  3. Wildfires are dangerous and destructive, but did you know that some plants tolerate, benefit from, or even help wildfires?
  4. Pyrophytes are plants that either resist fires, benefit from fires, and/or help fires burn.
  5. Some pyrophytes resist fire by: 1) Growing partly underground, 2) Growing tough protective bark, and 3) Having a high moisture content to prevent burning.
  6. Some pyrophytes (called pyrophiles) require fire for their seeds to germinate (sprout and grow).
  7. Some pyrophytes even produce oils that help fires burn.


Activity 1: Narrate the Story

  • After reading or listening to the story, narrate the story events aloud using your own words.

Activity 2: Study the Story Picture

Study the picture of the Fireweed and find the following:

  • Something that grows after wildfires burn an area
  • Something that will drop and be replaced with purple seed pods
  • Willow-like leaves

Activity 3: Take a Nature Walk, Visit a Flower Shop, or Research Online - Pyrophytes

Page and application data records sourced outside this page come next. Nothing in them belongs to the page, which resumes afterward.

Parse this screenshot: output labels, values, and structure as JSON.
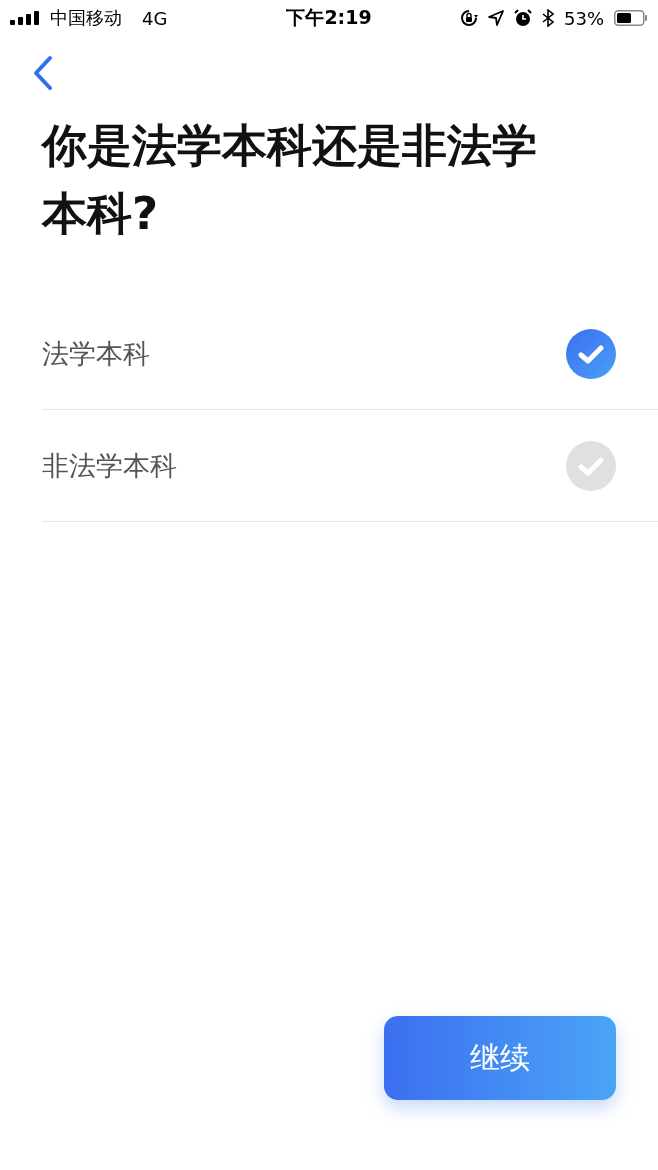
{
  "status_bar": {
    "carrier": "中国移动",
    "network": "4G",
    "time": "下午2:19",
    "battery": "53%"
  },
  "title": "你是法学本科还是非法学本科?",
  "options": [
    {
      "label": "法学本科",
      "selected": true
    },
    {
      "label": "非法学本科",
      "selected": false
    }
  ],
  "continue_button": "继续"
}
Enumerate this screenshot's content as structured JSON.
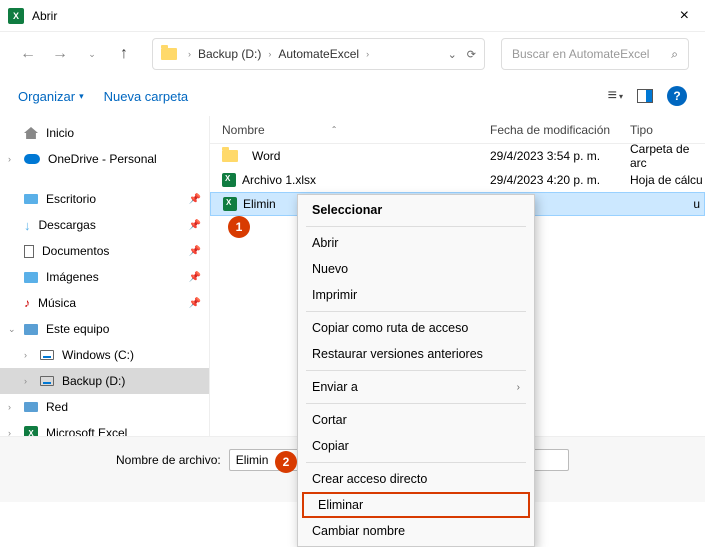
{
  "titlebar": {
    "title": "Abrir"
  },
  "nav": {
    "crumb1": "Backup (D:)",
    "crumb2": "AutomateExcel",
    "searchPlaceholder": "Buscar en AutomateExcel"
  },
  "toolbar": {
    "organize": "Organizar",
    "newFolder": "Nueva carpeta"
  },
  "sidebar": {
    "home": "Inicio",
    "onedrive": "OneDrive - Personal",
    "desktop": "Escritorio",
    "downloads": "Descargas",
    "documents": "Documentos",
    "images": "Imágenes",
    "music": "Música",
    "thispc": "Este equipo",
    "cdrive": "Windows (C:)",
    "ddrive": "Backup (D:)",
    "network": "Red",
    "excel": "Microsoft Excel"
  },
  "columns": {
    "name": "Nombre",
    "date": "Fecha de modificación",
    "type": "Tipo"
  },
  "rows": [
    {
      "name": "Word",
      "date": "29/4/2023 3:54 p. m.",
      "type": "Carpeta de arc"
    },
    {
      "name": "Archivo 1.xlsx",
      "date": "29/4/2023 4:20 p. m.",
      "type": "Hoja de cálcu"
    },
    {
      "name": "Elimin",
      "date": "",
      "type": "u"
    }
  ],
  "ctx": {
    "select": "Seleccionar",
    "open": "Abrir",
    "new": "Nuevo",
    "print": "Imprimir",
    "copyPath": "Copiar como ruta de acceso",
    "restore": "Restaurar versiones anteriores",
    "sendTo": "Enviar a",
    "cut": "Cortar",
    "copy": "Copiar",
    "shortcut": "Crear acceso directo",
    "delete": "Eliminar",
    "rename": "Cambiar nombre"
  },
  "bottom": {
    "label": "Nombre de archivo:",
    "value": "Elimin"
  },
  "badges": {
    "b1": "1",
    "b2": "2"
  }
}
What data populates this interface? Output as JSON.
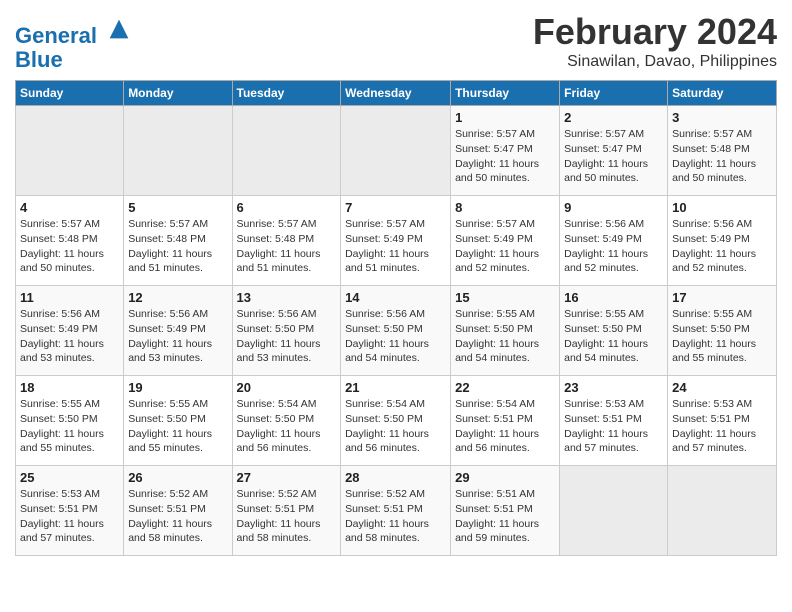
{
  "header": {
    "logo_line1": "General",
    "logo_line2": "Blue",
    "month": "February 2024",
    "location": "Sinawilan, Davao, Philippines"
  },
  "weekdays": [
    "Sunday",
    "Monday",
    "Tuesday",
    "Wednesday",
    "Thursday",
    "Friday",
    "Saturday"
  ],
  "weeks": [
    [
      {
        "day": "",
        "info": ""
      },
      {
        "day": "",
        "info": ""
      },
      {
        "day": "",
        "info": ""
      },
      {
        "day": "",
        "info": ""
      },
      {
        "day": "1",
        "info": "Sunrise: 5:57 AM\nSunset: 5:47 PM\nDaylight: 11 hours\nand 50 minutes."
      },
      {
        "day": "2",
        "info": "Sunrise: 5:57 AM\nSunset: 5:47 PM\nDaylight: 11 hours\nand 50 minutes."
      },
      {
        "day": "3",
        "info": "Sunrise: 5:57 AM\nSunset: 5:48 PM\nDaylight: 11 hours\nand 50 minutes."
      }
    ],
    [
      {
        "day": "4",
        "info": "Sunrise: 5:57 AM\nSunset: 5:48 PM\nDaylight: 11 hours\nand 50 minutes."
      },
      {
        "day": "5",
        "info": "Sunrise: 5:57 AM\nSunset: 5:48 PM\nDaylight: 11 hours\nand 51 minutes."
      },
      {
        "day": "6",
        "info": "Sunrise: 5:57 AM\nSunset: 5:48 PM\nDaylight: 11 hours\nand 51 minutes."
      },
      {
        "day": "7",
        "info": "Sunrise: 5:57 AM\nSunset: 5:49 PM\nDaylight: 11 hours\nand 51 minutes."
      },
      {
        "day": "8",
        "info": "Sunrise: 5:57 AM\nSunset: 5:49 PM\nDaylight: 11 hours\nand 52 minutes."
      },
      {
        "day": "9",
        "info": "Sunrise: 5:56 AM\nSunset: 5:49 PM\nDaylight: 11 hours\nand 52 minutes."
      },
      {
        "day": "10",
        "info": "Sunrise: 5:56 AM\nSunset: 5:49 PM\nDaylight: 11 hours\nand 52 minutes."
      }
    ],
    [
      {
        "day": "11",
        "info": "Sunrise: 5:56 AM\nSunset: 5:49 PM\nDaylight: 11 hours\nand 53 minutes."
      },
      {
        "day": "12",
        "info": "Sunrise: 5:56 AM\nSunset: 5:49 PM\nDaylight: 11 hours\nand 53 minutes."
      },
      {
        "day": "13",
        "info": "Sunrise: 5:56 AM\nSunset: 5:50 PM\nDaylight: 11 hours\nand 53 minutes."
      },
      {
        "day": "14",
        "info": "Sunrise: 5:56 AM\nSunset: 5:50 PM\nDaylight: 11 hours\nand 54 minutes."
      },
      {
        "day": "15",
        "info": "Sunrise: 5:55 AM\nSunset: 5:50 PM\nDaylight: 11 hours\nand 54 minutes."
      },
      {
        "day": "16",
        "info": "Sunrise: 5:55 AM\nSunset: 5:50 PM\nDaylight: 11 hours\nand 54 minutes."
      },
      {
        "day": "17",
        "info": "Sunrise: 5:55 AM\nSunset: 5:50 PM\nDaylight: 11 hours\nand 55 minutes."
      }
    ],
    [
      {
        "day": "18",
        "info": "Sunrise: 5:55 AM\nSunset: 5:50 PM\nDaylight: 11 hours\nand 55 minutes."
      },
      {
        "day": "19",
        "info": "Sunrise: 5:55 AM\nSunset: 5:50 PM\nDaylight: 11 hours\nand 55 minutes."
      },
      {
        "day": "20",
        "info": "Sunrise: 5:54 AM\nSunset: 5:50 PM\nDaylight: 11 hours\nand 56 minutes."
      },
      {
        "day": "21",
        "info": "Sunrise: 5:54 AM\nSunset: 5:50 PM\nDaylight: 11 hours\nand 56 minutes."
      },
      {
        "day": "22",
        "info": "Sunrise: 5:54 AM\nSunset: 5:51 PM\nDaylight: 11 hours\nand 56 minutes."
      },
      {
        "day": "23",
        "info": "Sunrise: 5:53 AM\nSunset: 5:51 PM\nDaylight: 11 hours\nand 57 minutes."
      },
      {
        "day": "24",
        "info": "Sunrise: 5:53 AM\nSunset: 5:51 PM\nDaylight: 11 hours\nand 57 minutes."
      }
    ],
    [
      {
        "day": "25",
        "info": "Sunrise: 5:53 AM\nSunset: 5:51 PM\nDaylight: 11 hours\nand 57 minutes."
      },
      {
        "day": "26",
        "info": "Sunrise: 5:52 AM\nSunset: 5:51 PM\nDaylight: 11 hours\nand 58 minutes."
      },
      {
        "day": "27",
        "info": "Sunrise: 5:52 AM\nSunset: 5:51 PM\nDaylight: 11 hours\nand 58 minutes."
      },
      {
        "day": "28",
        "info": "Sunrise: 5:52 AM\nSunset: 5:51 PM\nDaylight: 11 hours\nand 58 minutes."
      },
      {
        "day": "29",
        "info": "Sunrise: 5:51 AM\nSunset: 5:51 PM\nDaylight: 11 hours\nand 59 minutes."
      },
      {
        "day": "",
        "info": ""
      },
      {
        "day": "",
        "info": ""
      }
    ]
  ]
}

  • Embark upon a nature walk.
  • Locate a pretty woodsy setting and imagine it ravaged by a wildfire.
  • Draw the scene as it would look after being ravaged by a wildfire.
  • Draw some fireweed sprouting from the blackened earth, signifying hope and renewal.
  • Use the gathered information to create the field book entry.

Activity 4: Complete a Field Book Entry   

After your nature walk, complete page 31 in 'Science Field Book for Third Grade.'


Question 1

Describe the inspiration for the name 'Morning-glory.'
1 / 4

Answer 1

Morning-glories get their names because they open in the morning.
1 / 4

Question 2

From what destructive element do Pyrophytes benefit?
2 / 4

Answer 2

Pyrophytes benefit from wildfires.
2 / 4

Question 3

How do Pyrophytes benefit from wildfires?
3 / 4

Answer 3

Some pyrophytes (called pyrophiles) require fire for their seeds to germinate (sprout and grow).
3 / 4

Question 4

How do Pyrophytes protect themselves from fire?
4 / 4

Answer 4

Some pyrophytes resist fire by: 1) Growing partly underground, 2) Growing tough protective bark, and 3) Having a high moisture content to prevent burning.
4 / 4

  1. Describe the inspiration for the name 'Morning-glory.' Morning-glories get their names because they open in the morning.
  2. From what destructive element do Pyrophytes benefit? Pyrophytes benefit from wildfires.
  3. How do Pyrophytes benefit from wildfires? Some pyrophytes (called pyrophiles) require fire for their seeds to germinate (sprout and grow).
  4. How do Pyrophytes protect themselves from fire? Some pyrophytes resist fire by: 1) Growing partly underground, 2) Growing tough protective bark, and 3) Having a high moisture content to prevent burning.


  1. 'Pyrophyte.' Wikipedia. n.p.
  2. 'Wildfire Forest Fire Blaze Smoke by skeeze. {(CC0 1.0)}' Pixabay. n.p.
  3. Burgess, Thornton. Burgess Flower Book for Children. Ithaca, Boston, Massachusetts. Little, Brown, and Company, 1923.
  4. Comstock, Anna Botsford and Gordon, Eva L., Handbook of nature-study (Twenty-fourth edition). Ithaca, New York Comstock Publishing Company, Inc, 1911.